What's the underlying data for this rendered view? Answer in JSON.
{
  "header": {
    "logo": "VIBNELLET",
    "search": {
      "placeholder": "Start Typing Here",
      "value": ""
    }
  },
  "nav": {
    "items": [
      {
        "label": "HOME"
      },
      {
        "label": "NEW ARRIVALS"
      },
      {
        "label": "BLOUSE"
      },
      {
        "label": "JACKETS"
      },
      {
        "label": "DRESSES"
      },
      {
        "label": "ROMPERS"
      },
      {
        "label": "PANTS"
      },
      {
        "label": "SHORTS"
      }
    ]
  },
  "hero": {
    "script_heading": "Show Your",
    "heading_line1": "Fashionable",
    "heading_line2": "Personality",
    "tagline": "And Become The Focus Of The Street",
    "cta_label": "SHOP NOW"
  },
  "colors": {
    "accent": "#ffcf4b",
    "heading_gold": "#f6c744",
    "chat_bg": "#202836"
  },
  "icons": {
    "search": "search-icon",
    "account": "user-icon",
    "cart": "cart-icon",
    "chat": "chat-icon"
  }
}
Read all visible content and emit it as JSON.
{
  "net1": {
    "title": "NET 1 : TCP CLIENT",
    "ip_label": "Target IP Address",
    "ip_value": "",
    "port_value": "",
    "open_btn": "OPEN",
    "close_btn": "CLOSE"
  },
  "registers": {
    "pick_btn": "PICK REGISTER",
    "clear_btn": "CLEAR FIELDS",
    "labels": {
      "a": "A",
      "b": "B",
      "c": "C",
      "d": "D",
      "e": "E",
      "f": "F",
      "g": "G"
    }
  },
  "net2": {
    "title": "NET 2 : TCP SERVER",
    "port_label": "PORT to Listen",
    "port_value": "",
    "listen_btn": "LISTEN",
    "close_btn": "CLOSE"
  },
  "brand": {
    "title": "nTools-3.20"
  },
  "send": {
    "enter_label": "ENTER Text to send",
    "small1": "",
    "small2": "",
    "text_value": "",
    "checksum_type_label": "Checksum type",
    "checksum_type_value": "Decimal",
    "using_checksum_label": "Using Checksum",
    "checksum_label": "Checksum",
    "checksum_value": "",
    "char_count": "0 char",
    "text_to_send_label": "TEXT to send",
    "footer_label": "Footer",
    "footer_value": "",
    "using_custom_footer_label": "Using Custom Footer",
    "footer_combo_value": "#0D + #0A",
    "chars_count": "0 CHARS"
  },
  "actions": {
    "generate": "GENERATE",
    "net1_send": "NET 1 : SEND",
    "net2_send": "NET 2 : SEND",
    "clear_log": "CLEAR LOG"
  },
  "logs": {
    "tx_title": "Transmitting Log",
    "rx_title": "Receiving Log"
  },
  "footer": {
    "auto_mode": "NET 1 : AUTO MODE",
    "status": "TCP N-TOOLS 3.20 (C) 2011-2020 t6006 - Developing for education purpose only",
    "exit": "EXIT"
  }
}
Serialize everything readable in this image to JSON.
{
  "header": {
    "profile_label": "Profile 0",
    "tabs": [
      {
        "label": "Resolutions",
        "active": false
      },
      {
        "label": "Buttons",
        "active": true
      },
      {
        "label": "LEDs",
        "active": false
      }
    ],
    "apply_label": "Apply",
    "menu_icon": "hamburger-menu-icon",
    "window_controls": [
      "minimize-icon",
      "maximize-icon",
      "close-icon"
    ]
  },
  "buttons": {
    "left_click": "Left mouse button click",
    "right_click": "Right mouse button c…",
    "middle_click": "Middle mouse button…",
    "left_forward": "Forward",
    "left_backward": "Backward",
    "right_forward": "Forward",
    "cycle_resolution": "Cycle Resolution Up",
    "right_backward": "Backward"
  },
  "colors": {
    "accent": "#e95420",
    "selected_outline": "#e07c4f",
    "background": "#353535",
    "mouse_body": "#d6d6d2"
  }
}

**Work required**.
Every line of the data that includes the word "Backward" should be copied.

**The answer**.
    "left_backward": "Backward",
    "right_backward": "Backward"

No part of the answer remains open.